Virginia Attorney General questions legality of fantasy sports

Virginia AG Jason Miyares
Image: Shutterstock / The Old Major

A new opinion from Virginia Attorney General Jason Miyares is the latest document to question the legality of props-style fantasy sports.

In the opinion, Miyares says that pick’em fantasy violates the state’s Fantasy Contests Act.

“A ‘fantasy contest’ is one in which multiple individual contestants earn points based on the statistical, not actual, results of athletes’s performances and a contestant wins upon garnering more points than the other contestants. The contest operator, or ‘the house’, is not intended to be one of the individual contestants in a multi-player fantasy contest,” Miyares wrote.

Miyares is the latest to suggest that the “against the house” element of some DFS offerings is in conflict with the law. In Virginia, the language used to govern fantasy is similar to the language laid out in the Unlawful Internet Gambling Enforcement Act (UIGEA). In that language, it says, “participants compete against each other and winners are determined based on accumulation of statistical performance.”

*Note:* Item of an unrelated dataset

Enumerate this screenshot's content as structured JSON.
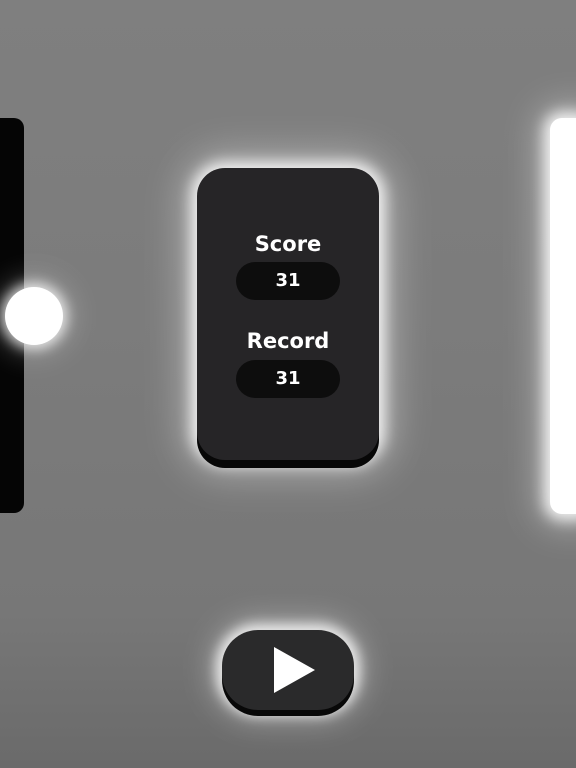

Miyares added that, though the house element was one factor in his opinion, it was not the only one.

“Although the fact that individual contestants are not competing against each other is critical to this determination, I further conclude that, to the extent contest results hinge solely on individual performance metrics stemming from a single sports event, the contest also falls outside the definition of ‘fantasy contests’ and instead constitutes sports betting.”

Like any other AG opinion, Miyares’s assessment of the contests is not legally binding and does not change the current law. In fact, the very games Miyares says are illegal in his mind are indeed licensed and regulated by the Office of Charitable and Regulatory Programs (OCRP), which has overseen fantasy sports since they were legalized in the state in 2016.

SBC Americas reached out to the Virginia Department of Agriculture and Consumer Services, which oversees OCRP, but they declined to comment on the issue.

Operators like Underdog and Sleeper that offer these contests remain operational in the state.

“We disagree with the Attorney General’s opinion and look forward to continuing our positive working relationship with our governing agencies in the Commonwealth of Virginia. The opinion does not supersede the licensing process in place as established by the Virginia General Assembly. The OCRP is responsible for administering the Fantasy Contests Act in the Commonwealth. Our member companies are licensed and continue to operate legally in Virginia,” said Coalition for Fantasy Sports spokesperson Allison Harris.

Virginia Delegate Wren Williams was the lawmaker who requested the opinion from the AG on the topic. The Republican has been in the House of Delegates since 2022. Looking at his charitable donations, Williams has accepted donations from both Bally’s Corporation and Betting on Virginia Jobs, a lobbying group largely funded by Hard Rock and the group behind the Hard Rock Bristol casino project.